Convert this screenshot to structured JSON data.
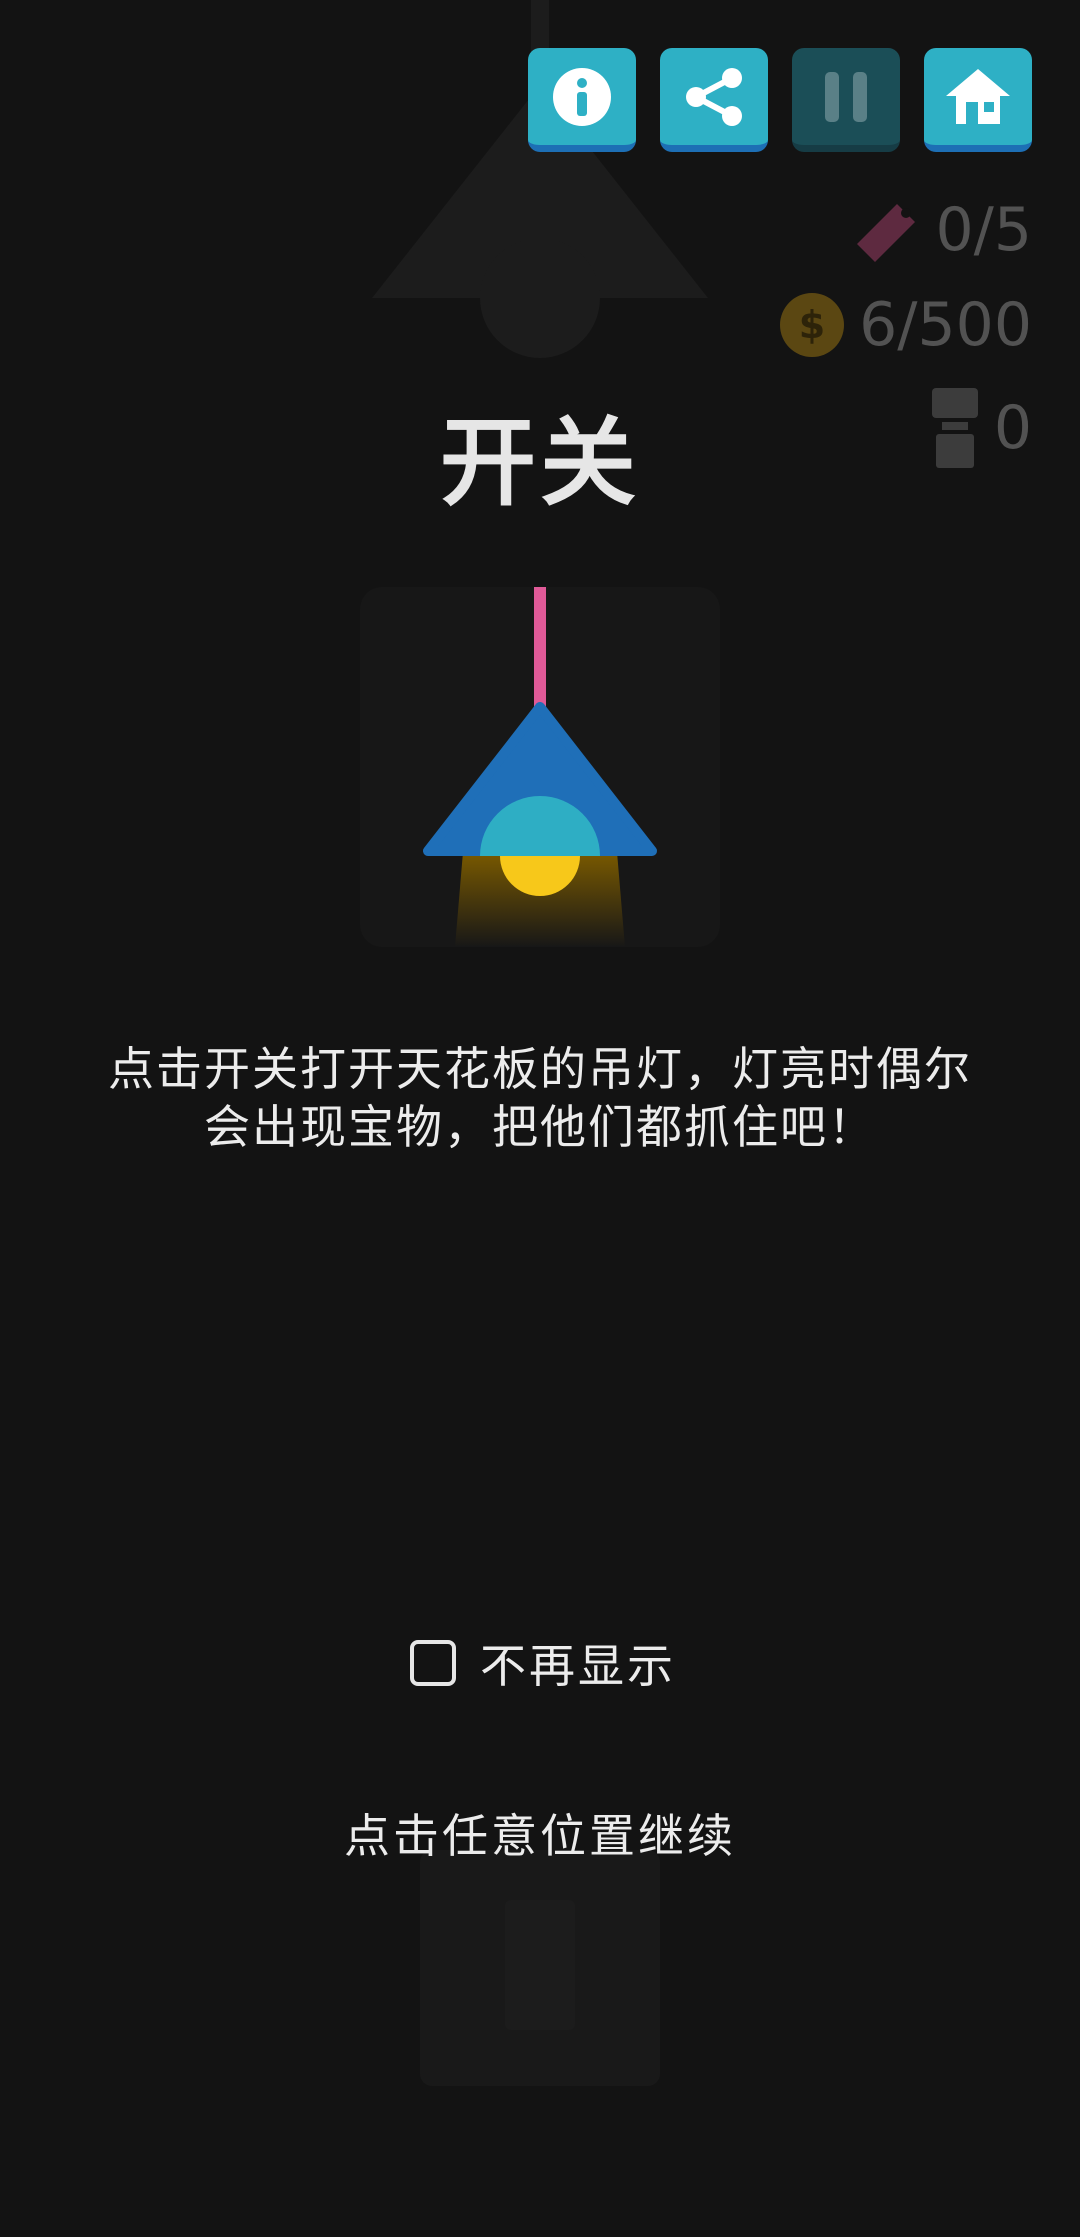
{
  "toolbar": {
    "info_icon": "info-icon",
    "share_icon": "share-icon",
    "pause_icon": "pause-icon",
    "home_icon": "home-icon"
  },
  "counters": {
    "tickets": "0/5",
    "coins": "6/500",
    "trophies": "0"
  },
  "tutorial": {
    "title": "开关",
    "description_line1": "点击开关打开天花板的吊灯，灯亮时偶尔",
    "description_line2": "会出现宝物，把他们都抓住吧！",
    "dont_show_label": "不再显示",
    "dont_show_checked": false,
    "continue_hint": "点击任意位置继续"
  },
  "colors": {
    "button_teal": "#2eb0c5",
    "button_shadow": "#1d6fb5",
    "lamp_shade": "#1f6fb8",
    "bulb_cover": "#2eaec4",
    "bulb": "#f7c81a",
    "cord": "#e05a98",
    "background": "#131313"
  }
}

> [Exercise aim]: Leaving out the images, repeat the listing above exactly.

> [Task output]:
Convert this screenshot to structured JSON data.
{
  "toolbar": {
    "info_icon": "info-icon",
    "share_icon": "share-icon",
    "pause_icon": "pause-icon",
    "home_icon": "home-icon"
  },
  "counters": {
    "tickets": "0/5",
    "coins": "6/500",
    "trophies": "0"
  },
  "tutorial": {
    "title": "开关",
    "description_line1": "点击开关打开天花板的吊灯，灯亮时偶尔",
    "description_line2": "会出现宝物，把他们都抓住吧！",
    "dont_show_label": "不再显示",
    "dont_show_checked": false,
    "continue_hint": "点击任意位置继续"
  },
  "colors": {
    "button_teal": "#2eb0c5",
    "button_shadow": "#1d6fb5",
    "lamp_shade": "#1f6fb8",
    "bulb_cover": "#2eaec4",
    "bulb": "#f7c81a",
    "cord": "#e05a98",
    "background": "#131313"
  }
}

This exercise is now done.